Eurostat recommended asking about longstanding illnesses by going through a list of different illnesses with the respondent. In connection with a corresponding survey previously made in 2002, it was found that a simple yes/no question about whether the respondent had longstanding illnesses, does not produce comparable results between countries and reduces actual reporting of illnesses. A list of illnesses was thought to produce more exact and comparable results.

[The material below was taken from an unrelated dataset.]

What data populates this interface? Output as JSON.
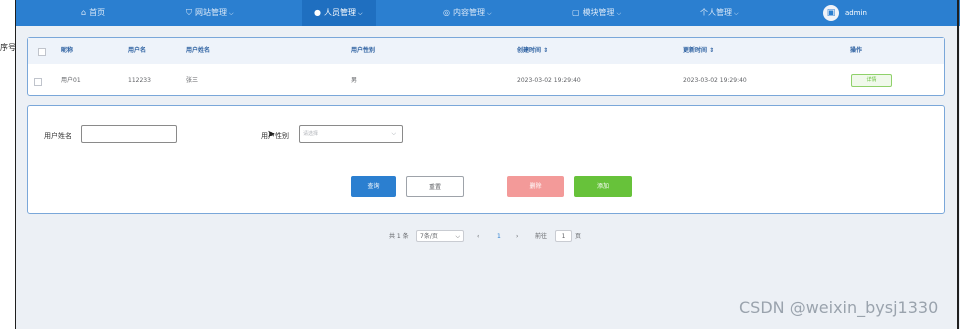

In questionnaire design the intention was to make the inquiry as short and simple as possible. The aim was to avoid using long and burdensome lists of illnesses for those respondents who do not report having any longstanding illnesses. In addition, it appeared from the previous survey that in Finland illnesses were rather over-reported than under-reported: then one third of Finns of working age said they had some longstanding illness (Figure 2). This is clearly more than in the other EU countries, which led us to consider whether the results told more about cultural differences in responding than about the generality of longstanding illnesses in different countries.

Figure 2. Share of working-age people (aged 16 to 64) having reported longstanding illnesses in 2002. Per cent.

Source: Results from the Labour Force Survey ad hoc module for the year 2002. Eurostat.

Before the decision about the eventual mode of asking it was necessary to know in what way responding changes when the mode of asking alters. Even if the question searches for information based on facts, the interviewees go through a set of different cognitive processes when answering that have an effect on responding. These are: 1) understanding and interpreting the question, 2) recall and assessment, 3) formulation of the response, and 4) actual responding (Ahola el al. 2002).

For this reason it was decided to use a comparative array, where the same interviewee was asked about illnesses in different ways and it was then compared how the responding changes. First, a so-called open question was asked (see Table 1, mode of asking 1), where first a yes/no answer was requested and after a yes answer, it was specified what kinds of illnesses or activity difficulties the respondent had. The intention was thus to exclude those respondents who do not have illnesses, and thus lighten the interview burden among those who are completely healthy.

When the whole questionnaire was tested for other questions as well, we returned to longstanding illnesses by means of the list of illnesses recommended by Eurostat (Table 1, mode of asking 2). The mode of asking was thought to influence particularly recalling of illnesses, but the interpretations of the question may also vary when the respondent gains more information about what type of information is being sought. In addition to this, different formulations were tested in the open questions, but the number of persons taking part in the pre-testing was so low that the material was not sufficient for studying differences in formulations.

Table 1. Tested modes of asking.

Mode of asking 1: open question Mode of asking 2: structured list
Next I will ask about your longstanding
health problems. I mean by
longstanding such illnesses or health
problems that have lasted or will last
for at least six months or are
recurrent. It need not be diagnosed by
a doctor. Please also consider health
problems controlled with medication.

Do you have any chronic illness or
other longstanding health problem?

1) Yes, one
2) Yes, several
3) No illnesses.
Do you have any of the following 
longstanding health problems:

01. Musculoskeletal disorder related 
     to arms or hands?

02. Musculoskeletal disorder related 
     to legs or feet? 

03. Neck, shoulder or back disorder?

04. Heart or blood-vascular disease?

05. Diabetes?

06. Respiratory disease?

07. Cancer?

08. Internal organ or digestive system disease 
     (liver, kidneys, pancreas, bowels)?

09. Migraine or other severe headache?

10. Skin disease?

11. Learning difficulty, such as dyslexia?

12. Epilepsy?

13. Depression?

14. Chronic anxiety?

15. Other mental problem?

16. Mental disability

17. Some progressive disease (e.g. MS, HIV, 
     Alzheimer's disease, Parkinson's disease)?

18. Some other longstanding illness or 
      health problem (thyroid problems)?

If response 1 or 2:

Which illness or health problem do you have?

Alkuun Edellinen Seuraava

Last updated 26.9.2011